Its portrayed in a more uniform and colorful manner, which makes sense why the studio would want to do that because it does appeal to a wider range of people. Kip Thorne, the scientific consultant for "Interstellar", said, when speaking on the more accurate version, "it would have looked a lot more puzzling." Thorne had created both a scientifically accurate model and the one that was eventually used for the film, and he was "disappointed" to find out that Christopher Nolan (the director) chose to go with the less scientifically accurate version, but he did agree with the decision stating that " I would not want a lopsided, color-shifting black hole used in a fast paced movie using science as a venue for an exciting story." 
While they did have an option to make this scene more accurate, they chose to go the more cinematic route and be inaccurate.

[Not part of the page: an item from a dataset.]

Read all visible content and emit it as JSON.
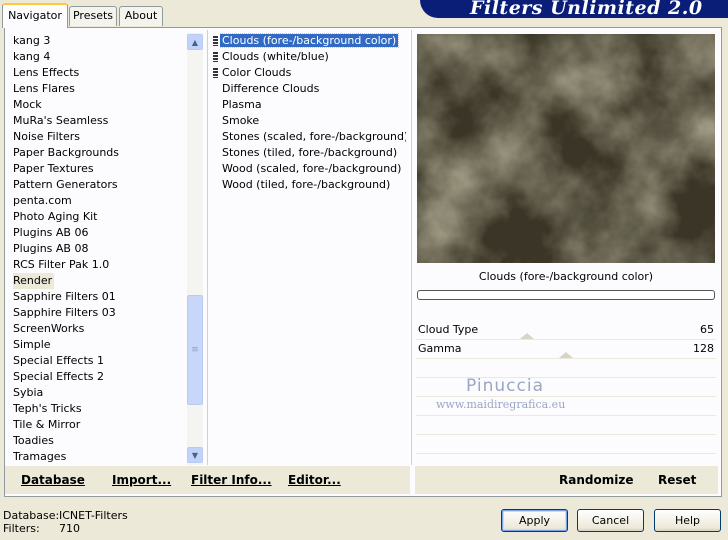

This is not necessarily a bad thing because it would have, as stated by Kip Thorne, made the movie look "a lot more puzzling," which is not something you want in your big budget film that must make over $165 million to make a profit. Usually, people are not going to watch something that will confuse them. For the most part, "Interstellar" remains scientifically accurate, but it does cut out some accuracy for the sake of its popular appeal. 

Here is the full scene involving the black hole from the movie:

Thursday, September 29, 2016

First Post

Compact stars, exotic stars, and quark stars are incredibly fascinating aspects in our ever expanding universe. What makes them so fascinating is that a lot of what we "know" about them is based almost entirely on speculation. Some stars we are more familiar with than others, such as our own sun we can get a general understanding of it, but something like a quark star we have no way of knowing anything definitive about it, or even if they exist. Quark stars are believed to be "is an intermediate stage in between neutron stars and black holes. It has too much mass at its core for the neutrons to hold their atomness. But not enough to fully collapse into a black hole." ( What this essentially means is that quark stars are on the cusp of becoming black holes, but just aren't big enough, "While a regular neutron star is 25 km across, a quark star would only be 16 km across, and this is right at the edge of becoming a black hole." ( But these are completely theoretical. 
Quark stars are a type of exotic stars, but there are many other types too. Exotic stars are essentially anything that the scientific community does not have a firm grasp on as a concept or a theory. According to the always reliable wikipedia, "aexotic star is a hypothetical compact star composed of something other than electronsprotonsneutrons, and muons; and balanced against gravitational collapse by degeneracy pressure or other quantum properties." Keyword being "hypothetical," so the term "exotic star" is very general and can include any type of hypothetical star that is "composed of something other than electrons, protons, neutrons, and muons," sounds like a quark star to me, which it is (along with preon stars, which we'll get to at a later date). Now, compact stars basically encompass all of these.  This is only scratching the surface of these stellar remnants; there are so many more intricate and intriguing details to go along with these types of stars, such as supernovas, electroweak stars, boson stars, the aforementioned preon stars, Q stars, dark stars, planck stars, and of course black holes. 

Interesting Links of the Day: failed-supernova?tgt=nr

And on a completely unrelated note: Roach milk exists...